Petersburg was an important communication center for Confederate forces and Grant reasoned that if he could capture the town he would be able to cut all supply lines and force the surrender of Richmond much as Vicksburg had been taken a year before.
For once Lee's brilliant analytical mind failed him and he misread Grant's movement. Lee immediately ordered most of his troops to Richmond to repel the Union army. Instead of launching the expected attack, Grant had his engineers build a massive pontoon bridge across the James River and on June 12th the Army of the Potomac began to cross.
When the first Union troops reached Petersburg they found the town defended by less than 3,000 Confederates. An attack was launched and by nightfall the Union army seemed assured of victory. However, since the expected reinforcements for the Union army had failed to arrive by that time, Beauregard Smith ordered a withdrawal of the troops. The delay enabled the Confederates to dig in more firmly with the result that the ensuing Union attacks were effectively repelled prolonging the war for many more months .

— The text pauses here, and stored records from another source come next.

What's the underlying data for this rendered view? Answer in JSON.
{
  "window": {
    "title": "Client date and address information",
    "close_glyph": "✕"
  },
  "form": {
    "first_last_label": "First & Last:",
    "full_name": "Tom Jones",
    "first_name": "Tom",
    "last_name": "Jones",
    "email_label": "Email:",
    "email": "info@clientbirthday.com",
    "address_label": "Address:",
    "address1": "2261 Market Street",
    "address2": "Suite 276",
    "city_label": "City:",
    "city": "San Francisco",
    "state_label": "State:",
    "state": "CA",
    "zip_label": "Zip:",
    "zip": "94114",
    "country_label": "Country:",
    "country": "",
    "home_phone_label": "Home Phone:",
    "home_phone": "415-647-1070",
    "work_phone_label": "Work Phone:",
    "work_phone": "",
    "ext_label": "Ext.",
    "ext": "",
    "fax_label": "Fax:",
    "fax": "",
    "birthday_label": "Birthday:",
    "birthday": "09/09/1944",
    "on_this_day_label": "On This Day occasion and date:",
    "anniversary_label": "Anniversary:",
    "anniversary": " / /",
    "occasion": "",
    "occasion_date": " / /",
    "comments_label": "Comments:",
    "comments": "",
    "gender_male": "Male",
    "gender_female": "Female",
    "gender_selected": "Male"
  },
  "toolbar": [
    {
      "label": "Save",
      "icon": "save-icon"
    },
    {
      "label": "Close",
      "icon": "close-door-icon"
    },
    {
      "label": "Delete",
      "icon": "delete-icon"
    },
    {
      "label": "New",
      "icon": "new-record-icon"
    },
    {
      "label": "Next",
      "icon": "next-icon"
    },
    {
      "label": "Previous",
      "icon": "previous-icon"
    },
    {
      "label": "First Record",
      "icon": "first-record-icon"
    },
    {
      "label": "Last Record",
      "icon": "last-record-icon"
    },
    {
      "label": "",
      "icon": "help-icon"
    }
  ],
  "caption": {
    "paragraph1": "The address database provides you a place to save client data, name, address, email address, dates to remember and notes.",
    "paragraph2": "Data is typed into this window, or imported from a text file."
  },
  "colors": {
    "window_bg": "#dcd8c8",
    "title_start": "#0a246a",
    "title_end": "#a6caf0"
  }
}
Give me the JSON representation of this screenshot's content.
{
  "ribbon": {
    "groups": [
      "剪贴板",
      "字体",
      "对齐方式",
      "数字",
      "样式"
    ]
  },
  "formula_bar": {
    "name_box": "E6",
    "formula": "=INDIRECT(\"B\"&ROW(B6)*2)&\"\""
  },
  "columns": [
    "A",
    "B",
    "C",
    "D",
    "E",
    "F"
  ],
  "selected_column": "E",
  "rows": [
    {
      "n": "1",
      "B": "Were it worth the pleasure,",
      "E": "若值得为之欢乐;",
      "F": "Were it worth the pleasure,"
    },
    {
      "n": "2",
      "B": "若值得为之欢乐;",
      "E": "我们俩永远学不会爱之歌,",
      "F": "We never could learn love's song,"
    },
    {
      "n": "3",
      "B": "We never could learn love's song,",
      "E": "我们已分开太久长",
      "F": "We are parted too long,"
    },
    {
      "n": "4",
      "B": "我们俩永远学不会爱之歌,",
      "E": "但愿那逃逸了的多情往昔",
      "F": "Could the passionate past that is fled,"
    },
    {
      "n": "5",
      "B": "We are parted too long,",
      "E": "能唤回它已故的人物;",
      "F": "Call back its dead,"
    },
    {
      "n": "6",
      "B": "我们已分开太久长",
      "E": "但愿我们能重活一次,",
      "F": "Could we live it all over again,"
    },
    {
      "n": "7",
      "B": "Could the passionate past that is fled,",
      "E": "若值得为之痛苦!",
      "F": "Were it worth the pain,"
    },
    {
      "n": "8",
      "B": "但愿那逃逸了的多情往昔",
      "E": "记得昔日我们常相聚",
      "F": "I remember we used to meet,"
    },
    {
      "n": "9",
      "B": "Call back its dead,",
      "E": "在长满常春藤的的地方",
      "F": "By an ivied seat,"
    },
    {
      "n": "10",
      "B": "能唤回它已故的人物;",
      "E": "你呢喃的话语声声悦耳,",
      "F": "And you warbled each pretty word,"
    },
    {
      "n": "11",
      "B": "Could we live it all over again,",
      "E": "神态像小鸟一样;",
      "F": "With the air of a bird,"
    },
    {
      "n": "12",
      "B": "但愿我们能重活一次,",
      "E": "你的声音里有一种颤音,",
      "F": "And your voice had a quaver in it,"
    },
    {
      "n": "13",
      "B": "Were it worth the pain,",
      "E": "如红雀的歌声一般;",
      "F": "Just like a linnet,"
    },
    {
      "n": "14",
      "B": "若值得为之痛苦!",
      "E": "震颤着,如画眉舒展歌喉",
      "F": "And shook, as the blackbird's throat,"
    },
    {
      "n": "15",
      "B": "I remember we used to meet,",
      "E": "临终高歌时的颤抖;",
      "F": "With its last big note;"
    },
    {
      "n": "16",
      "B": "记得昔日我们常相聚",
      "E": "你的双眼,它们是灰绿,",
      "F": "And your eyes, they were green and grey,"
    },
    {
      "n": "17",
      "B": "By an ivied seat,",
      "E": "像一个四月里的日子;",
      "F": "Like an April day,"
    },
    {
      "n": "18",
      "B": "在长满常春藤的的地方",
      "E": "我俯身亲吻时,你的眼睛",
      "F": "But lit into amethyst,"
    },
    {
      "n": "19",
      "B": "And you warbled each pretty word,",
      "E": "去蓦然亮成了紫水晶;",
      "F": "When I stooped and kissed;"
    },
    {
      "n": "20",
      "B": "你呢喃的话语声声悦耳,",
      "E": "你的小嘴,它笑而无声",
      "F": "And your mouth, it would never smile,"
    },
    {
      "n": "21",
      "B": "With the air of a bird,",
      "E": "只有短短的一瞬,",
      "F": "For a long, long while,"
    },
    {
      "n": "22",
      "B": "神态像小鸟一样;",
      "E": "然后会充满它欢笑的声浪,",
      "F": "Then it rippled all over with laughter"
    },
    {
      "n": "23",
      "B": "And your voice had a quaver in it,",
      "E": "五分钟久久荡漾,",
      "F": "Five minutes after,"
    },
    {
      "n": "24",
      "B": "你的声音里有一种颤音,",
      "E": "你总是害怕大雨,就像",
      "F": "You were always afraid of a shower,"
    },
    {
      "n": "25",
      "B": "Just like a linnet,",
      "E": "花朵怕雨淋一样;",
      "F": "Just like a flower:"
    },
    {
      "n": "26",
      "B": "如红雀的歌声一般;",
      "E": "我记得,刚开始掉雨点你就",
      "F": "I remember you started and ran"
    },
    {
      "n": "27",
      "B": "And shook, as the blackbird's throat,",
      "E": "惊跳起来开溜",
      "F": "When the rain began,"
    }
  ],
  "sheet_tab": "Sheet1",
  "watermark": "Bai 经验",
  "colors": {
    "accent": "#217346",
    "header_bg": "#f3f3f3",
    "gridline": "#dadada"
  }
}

For ten months both armies dug in constructing a maze of trenches and burrows. Both sides suffered extreme losses. It seemed that the war was stalemated.
Early in June General Lee, accompanied by General Gracie of Alabama, visited one of the sections of the fortification commanded by Colonel Elliott. Lee was anxious to inspect the enemy trenchworks and climbed upon the parapet. General Gracie realizing the danger that Lee had placed himself in immediately stepped in front of the commander to shield him from the anticipated sniper fire.
As the two men stood there, a young South Carolina officer stood immediately below them. Smith Lipscomb realized at once that both men were in peril and without warning, or ceremony grabbed each by the coattails and jerked them down into the fortification just as a hail of bullets swept over the spot where they had stood. Regaining his composure, Lee turned to Lipscomb, saluted and said, "I thank you sir, I thank you."
In later years as Lipscomb's bravery became known he received many tributes. Among the most widely read was written by John Featherstone of an Alabama Regiment which appeared in a number of Southern newspapers.
But Lipscomb's greatest trial was yet to come. At the time a number of Pennsylvania coalminers, under the command of General Ambrose Burnside, were digging a 500 foot tunnel under the Confederate lines. Undetected by the Confederates, Burnside had the tunnel packed with four tons of gunpowder. Among the Union troops Burnside's plot created a lot of talk and was generally considered to be a joke.
On July 30 at dawn, Burnside gave the order to light the fuse. Suddenly the earth erupted with an enormous roar. Dirt, debris, weapons, and flames shot into the air punctuated by bodies and pieces of bodies. As the smoke began to disperse a great crater 30 feet deep, 70 feet wide, and 250 feet long began to emerge.
Burnside ordered the union troops into the crater to storm the city of Petersburg and take control. Then everything in his plan fell apart. There was no way out of the crater; no ladders had been provided. As the Union troops milled in confusion, the Confederates, by now regrouped, began to fire on them like so many sitting ducks. By afternoon the survivors all surrendered.
Of all the hundreds of Confederate troops who were atop the massive explosion, only Smith Lipscomb and three or four others survived.